What do you do when you come home from a very normal day at work to suddenly realise that your tongue has vanished without a trace from your head?
An Teanga is a curious and amusing story of a subservient office clerk, Tomás S. Mac Gairbhith, who, after the mysterious disappearance of his tongue, is forced for the first time to engage with the Establishment in a vain attempt to find his missing tongue. It follows one mans impotent struggle against a system that would prefer to see him accept his inexplicable fate and brush the matter under the carpet. He turns to all the provincial pillars of society that hold themselves up as competent and capable guardians of human welfare, but, while they are extremely adept at maintaining their own image as caring, competent and erudite members of society, they fall short in their ability to provide any real clues as to where the tongue might be. With no real headway made by Tomás, despite quite an extensive search, he eventually gets swallowed into the social quagmire of indifference and finds himself in another institution. Here he finds, not his tongue, but his own personal heaven, where he finally gets heard.
In one sense An Teanga it is an absurd tragedy which deals with the absurd notion of someone physically losing his tongue, it is also a satire on authority’s attempt to bureaucratise language issues. In another sense, it is a metaphor for the Irish language and an account of the real frustrations of a society overshadowed by the predicted death of it’s native tongue.
An Teanga ignores the obvious questions of how someone’s tongue could vanish completely and hurries along to question where it could possibly have gone to. The reasons he lost his tongue are not important, but where and how to find it is dealt with and treated with the absolute gravity that one would give to losing any other personal item.
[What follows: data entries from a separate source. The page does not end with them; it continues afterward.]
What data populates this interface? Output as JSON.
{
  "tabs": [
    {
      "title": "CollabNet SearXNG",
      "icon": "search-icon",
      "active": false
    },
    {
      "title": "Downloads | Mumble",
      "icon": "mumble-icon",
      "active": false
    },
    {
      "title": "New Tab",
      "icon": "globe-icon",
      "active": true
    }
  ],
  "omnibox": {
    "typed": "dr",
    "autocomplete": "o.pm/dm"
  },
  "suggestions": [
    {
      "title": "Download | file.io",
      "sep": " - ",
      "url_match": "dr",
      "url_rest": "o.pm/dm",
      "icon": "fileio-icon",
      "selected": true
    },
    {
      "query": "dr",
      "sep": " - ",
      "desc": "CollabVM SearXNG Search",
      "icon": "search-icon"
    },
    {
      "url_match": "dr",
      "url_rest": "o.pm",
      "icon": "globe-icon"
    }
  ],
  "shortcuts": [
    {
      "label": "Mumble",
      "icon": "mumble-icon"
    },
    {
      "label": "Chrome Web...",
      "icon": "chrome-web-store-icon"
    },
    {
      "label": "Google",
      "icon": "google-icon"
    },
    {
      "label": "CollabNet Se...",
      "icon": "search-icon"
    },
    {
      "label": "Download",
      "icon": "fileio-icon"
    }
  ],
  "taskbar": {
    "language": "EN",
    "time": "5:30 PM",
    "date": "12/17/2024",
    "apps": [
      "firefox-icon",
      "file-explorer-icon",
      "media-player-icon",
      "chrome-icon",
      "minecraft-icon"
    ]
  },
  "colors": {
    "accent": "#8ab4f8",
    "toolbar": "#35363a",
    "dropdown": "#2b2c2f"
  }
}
An Teanga is an adaptation of Eoghan Mac Giolla Bhríde’s short story of the same name, directed by the writer in his first directorial role.